### What this task involves
Make your reply a word-for-word repeat of the records.

### Given information
Segment Open

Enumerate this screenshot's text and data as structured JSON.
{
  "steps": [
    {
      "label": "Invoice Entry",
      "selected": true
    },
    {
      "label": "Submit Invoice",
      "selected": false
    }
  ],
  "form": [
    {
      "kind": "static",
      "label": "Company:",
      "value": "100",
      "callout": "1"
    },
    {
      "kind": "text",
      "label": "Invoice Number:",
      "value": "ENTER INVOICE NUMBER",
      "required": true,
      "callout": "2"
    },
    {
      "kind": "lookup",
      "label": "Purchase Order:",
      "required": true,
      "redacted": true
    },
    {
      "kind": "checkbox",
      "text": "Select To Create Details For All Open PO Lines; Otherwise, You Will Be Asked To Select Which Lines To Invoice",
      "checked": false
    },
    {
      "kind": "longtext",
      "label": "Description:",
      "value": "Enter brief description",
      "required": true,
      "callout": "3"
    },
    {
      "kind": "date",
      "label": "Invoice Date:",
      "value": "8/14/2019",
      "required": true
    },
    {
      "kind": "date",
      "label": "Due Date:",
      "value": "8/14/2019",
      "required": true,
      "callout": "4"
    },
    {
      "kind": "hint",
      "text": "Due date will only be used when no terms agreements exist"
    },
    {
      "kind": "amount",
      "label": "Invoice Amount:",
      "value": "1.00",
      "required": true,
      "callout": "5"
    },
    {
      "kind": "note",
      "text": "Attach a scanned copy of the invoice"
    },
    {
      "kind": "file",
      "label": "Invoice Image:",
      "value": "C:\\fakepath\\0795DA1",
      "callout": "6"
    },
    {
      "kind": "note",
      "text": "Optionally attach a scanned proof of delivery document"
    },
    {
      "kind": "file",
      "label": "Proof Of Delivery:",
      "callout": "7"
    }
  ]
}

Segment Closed

### Exercise response
Enumerate this screenshot's text and data as structured JSON.
{
  "steps": [
    {
      "label": "Invoice Entry",
      "selected": true
    },
    {
      "label": "Submit Invoice",
      "selected": false
    }
  ],
  "form": [
    {
      "kind": "static",
      "label": "Company:",
      "value": "100",
      "callout": "1"
    },
    {
      "kind": "text",
      "label": "Invoice Number:",
      "value": "ENTER INVOICE NUMBER",
      "required": true,
      "callout": "2"
    },
    {
      "kind": "lookup",
      "label": "Purchase Order:",
      "required": true,
      "redacted": true
    },
    {
      "kind": "checkbox",
      "text": "Select To Create Details For All Open PO Lines; Otherwise, You Will Be Asked To Select Which Lines To Invoice",
      "checked": false
    },
    {
      "kind": "longtext",
      "label": "Description:",
      "value": "Enter brief description",
      "required": true,
      "callout": "3"
    },
    {
      "kind": "date",
      "label": "Invoice Date:",
      "value": "8/14/2019",
      "required": true
    },
    {
      "kind": "date",
      "label": "Due Date:",
      "value": "8/14/2019",
      "required": true,
      "callout": "4"
    },
    {
      "kind": "hint",
      "text": "Due date will only be used when no terms agreements exist"
    },
    {
      "kind": "amount",
      "label": "Invoice Amount:",
      "value": "1.00",
      "required": true,
      "callout": "5"
    },
    {
      "kind": "note",
      "text": "Attach a scanned copy of the invoice"
    },
    {
      "kind": "file",
      "label": "Invoice Image:",
      "value": "C:\\fakepath\\0795DA1",
      "callout": "6"
    },
    {
      "kind": "note",
      "text": "Optionally attach a scanned proof of delivery document"
    },
    {
      "kind": "file",
      "label": "Proof Of Delivery:",
      "callout": "7"
    }
  ]
}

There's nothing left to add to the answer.